**Instructions to follow**
Answer with a single number: the count of lines below that hold "Contacto".

**Interface dataset entries**
----

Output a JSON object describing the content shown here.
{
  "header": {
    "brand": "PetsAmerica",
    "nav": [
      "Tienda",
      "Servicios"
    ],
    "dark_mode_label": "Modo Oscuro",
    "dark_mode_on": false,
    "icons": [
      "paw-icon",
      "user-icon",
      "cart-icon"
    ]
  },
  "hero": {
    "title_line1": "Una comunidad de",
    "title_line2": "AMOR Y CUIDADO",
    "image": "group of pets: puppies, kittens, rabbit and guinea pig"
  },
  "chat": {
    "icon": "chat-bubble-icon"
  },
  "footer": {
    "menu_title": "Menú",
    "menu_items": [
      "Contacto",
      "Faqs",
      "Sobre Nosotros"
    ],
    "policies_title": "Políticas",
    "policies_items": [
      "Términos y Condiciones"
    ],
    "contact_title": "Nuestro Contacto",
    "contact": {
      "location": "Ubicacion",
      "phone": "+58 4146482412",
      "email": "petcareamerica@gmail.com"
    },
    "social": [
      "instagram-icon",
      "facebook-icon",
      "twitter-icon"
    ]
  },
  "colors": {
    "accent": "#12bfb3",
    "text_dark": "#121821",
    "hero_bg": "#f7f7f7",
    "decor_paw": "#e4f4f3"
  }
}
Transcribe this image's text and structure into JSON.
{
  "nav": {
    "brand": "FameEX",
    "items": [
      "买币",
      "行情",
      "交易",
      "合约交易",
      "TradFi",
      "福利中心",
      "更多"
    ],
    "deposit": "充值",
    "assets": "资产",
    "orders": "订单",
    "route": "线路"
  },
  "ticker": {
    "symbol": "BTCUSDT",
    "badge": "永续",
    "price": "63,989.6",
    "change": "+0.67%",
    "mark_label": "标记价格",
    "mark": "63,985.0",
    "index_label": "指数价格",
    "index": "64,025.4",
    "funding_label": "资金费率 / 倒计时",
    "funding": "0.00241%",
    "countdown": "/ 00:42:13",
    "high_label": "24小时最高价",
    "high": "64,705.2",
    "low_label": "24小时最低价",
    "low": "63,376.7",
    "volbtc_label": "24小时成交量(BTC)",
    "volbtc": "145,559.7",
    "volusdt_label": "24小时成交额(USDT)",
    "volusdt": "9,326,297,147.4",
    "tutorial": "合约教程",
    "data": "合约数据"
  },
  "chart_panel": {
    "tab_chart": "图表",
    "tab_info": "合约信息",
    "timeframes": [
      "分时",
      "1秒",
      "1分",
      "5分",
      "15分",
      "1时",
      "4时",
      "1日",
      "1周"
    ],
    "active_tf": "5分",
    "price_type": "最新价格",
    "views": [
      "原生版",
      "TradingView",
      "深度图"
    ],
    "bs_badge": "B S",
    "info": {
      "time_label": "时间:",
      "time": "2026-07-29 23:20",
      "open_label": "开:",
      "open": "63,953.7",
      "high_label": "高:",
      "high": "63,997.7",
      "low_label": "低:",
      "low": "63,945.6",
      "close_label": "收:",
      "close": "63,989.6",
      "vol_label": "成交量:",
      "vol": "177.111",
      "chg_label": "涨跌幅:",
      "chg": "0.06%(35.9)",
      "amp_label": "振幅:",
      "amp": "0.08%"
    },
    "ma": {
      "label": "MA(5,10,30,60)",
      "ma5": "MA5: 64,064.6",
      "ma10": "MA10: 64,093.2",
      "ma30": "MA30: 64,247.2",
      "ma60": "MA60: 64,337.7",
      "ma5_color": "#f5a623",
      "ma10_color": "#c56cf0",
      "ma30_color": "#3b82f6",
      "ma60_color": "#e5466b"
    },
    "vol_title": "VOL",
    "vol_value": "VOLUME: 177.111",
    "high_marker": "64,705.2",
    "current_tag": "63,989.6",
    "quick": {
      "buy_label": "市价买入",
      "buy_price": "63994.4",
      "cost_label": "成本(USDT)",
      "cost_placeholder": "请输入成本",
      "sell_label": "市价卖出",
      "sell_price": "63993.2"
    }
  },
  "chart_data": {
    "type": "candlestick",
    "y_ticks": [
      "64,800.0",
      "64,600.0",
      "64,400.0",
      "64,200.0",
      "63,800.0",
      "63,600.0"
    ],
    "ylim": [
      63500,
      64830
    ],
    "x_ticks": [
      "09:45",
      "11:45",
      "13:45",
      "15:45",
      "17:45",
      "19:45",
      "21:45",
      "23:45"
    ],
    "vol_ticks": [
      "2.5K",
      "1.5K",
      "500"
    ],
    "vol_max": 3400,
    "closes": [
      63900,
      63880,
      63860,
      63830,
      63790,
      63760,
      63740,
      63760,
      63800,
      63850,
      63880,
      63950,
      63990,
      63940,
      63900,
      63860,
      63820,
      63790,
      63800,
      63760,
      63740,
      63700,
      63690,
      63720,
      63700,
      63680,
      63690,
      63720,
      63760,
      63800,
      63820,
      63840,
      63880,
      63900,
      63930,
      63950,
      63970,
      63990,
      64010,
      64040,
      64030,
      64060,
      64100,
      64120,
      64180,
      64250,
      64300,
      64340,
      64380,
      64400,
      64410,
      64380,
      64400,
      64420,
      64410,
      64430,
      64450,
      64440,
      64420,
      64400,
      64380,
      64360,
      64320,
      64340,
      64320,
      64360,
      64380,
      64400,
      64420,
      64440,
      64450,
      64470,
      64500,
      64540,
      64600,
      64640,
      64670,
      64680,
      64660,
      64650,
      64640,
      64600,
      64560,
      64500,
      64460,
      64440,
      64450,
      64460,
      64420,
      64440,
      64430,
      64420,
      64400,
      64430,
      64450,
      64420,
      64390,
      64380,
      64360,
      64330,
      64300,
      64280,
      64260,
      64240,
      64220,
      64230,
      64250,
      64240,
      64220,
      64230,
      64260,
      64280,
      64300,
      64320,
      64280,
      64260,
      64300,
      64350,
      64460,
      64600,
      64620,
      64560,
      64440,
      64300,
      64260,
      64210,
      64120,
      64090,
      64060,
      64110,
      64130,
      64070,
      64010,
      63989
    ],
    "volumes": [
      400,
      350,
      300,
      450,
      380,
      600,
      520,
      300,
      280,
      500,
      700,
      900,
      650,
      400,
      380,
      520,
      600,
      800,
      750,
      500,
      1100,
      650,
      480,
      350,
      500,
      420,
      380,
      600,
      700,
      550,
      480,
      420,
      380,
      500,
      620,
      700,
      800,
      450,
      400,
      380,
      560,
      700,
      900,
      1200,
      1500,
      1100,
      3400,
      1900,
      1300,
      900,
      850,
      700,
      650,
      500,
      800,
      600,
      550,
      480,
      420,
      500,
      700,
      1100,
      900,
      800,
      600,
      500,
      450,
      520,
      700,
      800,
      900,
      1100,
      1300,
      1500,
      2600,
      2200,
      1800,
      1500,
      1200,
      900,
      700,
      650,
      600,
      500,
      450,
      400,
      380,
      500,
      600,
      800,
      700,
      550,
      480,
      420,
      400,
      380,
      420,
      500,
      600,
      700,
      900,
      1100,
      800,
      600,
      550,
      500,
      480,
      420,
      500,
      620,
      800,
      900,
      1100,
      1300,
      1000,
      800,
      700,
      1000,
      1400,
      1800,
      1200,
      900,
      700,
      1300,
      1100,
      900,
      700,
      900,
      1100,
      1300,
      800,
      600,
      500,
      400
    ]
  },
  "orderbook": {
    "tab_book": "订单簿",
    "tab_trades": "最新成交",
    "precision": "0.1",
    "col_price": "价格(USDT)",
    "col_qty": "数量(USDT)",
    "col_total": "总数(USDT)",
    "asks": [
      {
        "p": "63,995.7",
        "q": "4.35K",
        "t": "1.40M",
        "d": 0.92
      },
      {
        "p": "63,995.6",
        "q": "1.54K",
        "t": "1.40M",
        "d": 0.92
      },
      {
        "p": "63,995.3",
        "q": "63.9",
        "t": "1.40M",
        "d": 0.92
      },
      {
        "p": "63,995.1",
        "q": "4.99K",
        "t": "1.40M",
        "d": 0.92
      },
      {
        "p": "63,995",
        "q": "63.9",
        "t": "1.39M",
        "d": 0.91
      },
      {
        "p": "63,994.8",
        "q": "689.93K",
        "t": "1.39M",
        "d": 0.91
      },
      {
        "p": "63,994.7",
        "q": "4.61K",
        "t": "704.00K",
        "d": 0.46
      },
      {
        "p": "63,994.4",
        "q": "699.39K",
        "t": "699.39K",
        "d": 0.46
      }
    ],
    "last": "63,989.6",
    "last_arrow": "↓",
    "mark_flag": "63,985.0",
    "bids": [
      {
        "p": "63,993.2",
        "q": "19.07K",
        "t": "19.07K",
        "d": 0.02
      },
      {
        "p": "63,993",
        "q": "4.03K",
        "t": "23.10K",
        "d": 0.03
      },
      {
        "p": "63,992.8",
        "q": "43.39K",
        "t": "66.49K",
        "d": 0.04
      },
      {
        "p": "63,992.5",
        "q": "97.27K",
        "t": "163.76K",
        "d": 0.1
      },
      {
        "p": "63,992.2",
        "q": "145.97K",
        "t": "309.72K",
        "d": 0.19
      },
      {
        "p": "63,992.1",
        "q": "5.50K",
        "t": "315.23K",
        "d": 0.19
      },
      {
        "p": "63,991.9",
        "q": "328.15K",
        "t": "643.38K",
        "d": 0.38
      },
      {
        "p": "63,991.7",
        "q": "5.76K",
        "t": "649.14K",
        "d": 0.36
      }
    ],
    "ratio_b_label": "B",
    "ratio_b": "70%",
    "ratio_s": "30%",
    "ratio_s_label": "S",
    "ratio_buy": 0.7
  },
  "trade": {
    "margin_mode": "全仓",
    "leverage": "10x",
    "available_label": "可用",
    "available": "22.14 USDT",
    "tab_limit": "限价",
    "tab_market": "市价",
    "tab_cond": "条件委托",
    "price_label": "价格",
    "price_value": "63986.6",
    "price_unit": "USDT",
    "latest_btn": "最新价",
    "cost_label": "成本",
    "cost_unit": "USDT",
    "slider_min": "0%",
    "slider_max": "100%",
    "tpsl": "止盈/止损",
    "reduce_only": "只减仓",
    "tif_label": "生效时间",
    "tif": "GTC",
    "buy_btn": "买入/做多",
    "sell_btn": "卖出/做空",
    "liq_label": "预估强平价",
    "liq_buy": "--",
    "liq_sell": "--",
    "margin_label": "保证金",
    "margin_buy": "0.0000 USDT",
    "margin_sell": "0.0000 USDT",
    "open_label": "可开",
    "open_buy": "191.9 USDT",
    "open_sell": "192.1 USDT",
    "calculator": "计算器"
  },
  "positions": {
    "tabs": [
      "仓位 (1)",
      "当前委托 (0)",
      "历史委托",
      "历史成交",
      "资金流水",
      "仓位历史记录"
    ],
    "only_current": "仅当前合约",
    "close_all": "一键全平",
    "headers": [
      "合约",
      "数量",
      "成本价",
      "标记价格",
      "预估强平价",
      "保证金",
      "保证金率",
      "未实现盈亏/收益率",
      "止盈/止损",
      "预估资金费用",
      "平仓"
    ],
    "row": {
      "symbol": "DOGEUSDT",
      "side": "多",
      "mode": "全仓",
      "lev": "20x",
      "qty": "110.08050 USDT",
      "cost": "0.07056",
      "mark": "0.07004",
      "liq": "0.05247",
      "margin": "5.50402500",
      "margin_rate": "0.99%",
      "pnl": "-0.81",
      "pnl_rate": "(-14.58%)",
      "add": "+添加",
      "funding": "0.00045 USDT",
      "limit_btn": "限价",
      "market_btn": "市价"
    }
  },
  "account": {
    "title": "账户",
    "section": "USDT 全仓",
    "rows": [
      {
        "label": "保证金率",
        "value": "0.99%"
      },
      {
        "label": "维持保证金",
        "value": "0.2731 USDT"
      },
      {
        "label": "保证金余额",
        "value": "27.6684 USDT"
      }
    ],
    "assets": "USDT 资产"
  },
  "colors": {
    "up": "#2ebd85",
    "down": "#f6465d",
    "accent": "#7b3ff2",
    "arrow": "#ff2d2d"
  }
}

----

**Answer to this task**
2